A major U.K. trial looking at whether COVID-19 vaccines can be safely mixed has been expanded to include shots made by Moderna and Novavax, researchers announced on Wednesday.
The expanded study will look to recruit adults aged over 50 who have received their first vaccination in the past eight to 12 weeks.
These volunteers, who will have received either drug company AstraZeneca’s vaccine, which was developed together with the University of Oxford, or the Pfizer–BioNTech vaccine, will randomly receive either the same shot, or the one from biotech Moderna
for a second dose.
The six new “arms” of the trial will each involve 175 people, bringing the total number of participants in the trial to 1,050.
Working across eight sites in the U.K., researchers will monitor the immune system responses, as well as any adverse reactions, such as fever, to these new combinations of vaccines. The trial is designed as a so-called ‘non-inferiority’ study, which means its intent is to demonstrate that mixing isn’t substantially worse than not mixing.
“If we can show that these mixed schedules generate an immune response that is as good as the standard schedules, and without a significant increase in the vaccine reactions, this will potentially allow more people to complete their COVID-19 immunization course more rapidly,” said Matthew Snape, associate professor in pediatrics and vaccinology at the University of Oxford and chief investigator on the trial, in a statement.
“This would also create resilience within the system in the event of a shortfall in availability of any of the vaccines,” Snape added.
The expanded study comes after the rollout of the Moderna vaccine in England started this week across the U.K.
The Novavax vaccine was found to be 96% effective in preventing cases caused by the original version of the coronavirus that causes COVID-19 in a late-stage trial conducted in the U.K. The shot, which is being manufactured with the support of pharmaceutical GlaxoSmithKline
in the U.K., hasn’t yet been approved and is under rolling review by the country’s drug regulator, the Medicines and Healthcare products Regulatory Agency (MHRA).

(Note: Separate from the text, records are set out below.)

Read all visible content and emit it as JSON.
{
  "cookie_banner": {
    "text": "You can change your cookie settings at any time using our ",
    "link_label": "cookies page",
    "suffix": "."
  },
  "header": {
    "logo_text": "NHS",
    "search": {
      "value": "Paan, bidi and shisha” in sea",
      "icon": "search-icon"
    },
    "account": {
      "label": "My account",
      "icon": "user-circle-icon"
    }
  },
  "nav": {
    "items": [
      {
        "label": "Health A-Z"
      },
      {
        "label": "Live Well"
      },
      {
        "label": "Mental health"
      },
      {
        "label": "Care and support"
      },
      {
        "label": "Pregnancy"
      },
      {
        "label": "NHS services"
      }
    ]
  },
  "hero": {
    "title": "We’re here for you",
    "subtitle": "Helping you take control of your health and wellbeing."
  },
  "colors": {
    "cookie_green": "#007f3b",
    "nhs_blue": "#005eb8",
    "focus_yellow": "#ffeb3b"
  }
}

Results from the original Com-Cov trial, which only used the AstraZeneca and Pfizer–BioNTech vaccine, are expected in May, while results of the second phase should come out by June or July, although the study will run for a year.
If it shows promising results, the MHRA and Joint Committee on Vaccination and Immunisation would formally assess the safety and efficacy of any new vaccination regimen before it is rolled out to patients.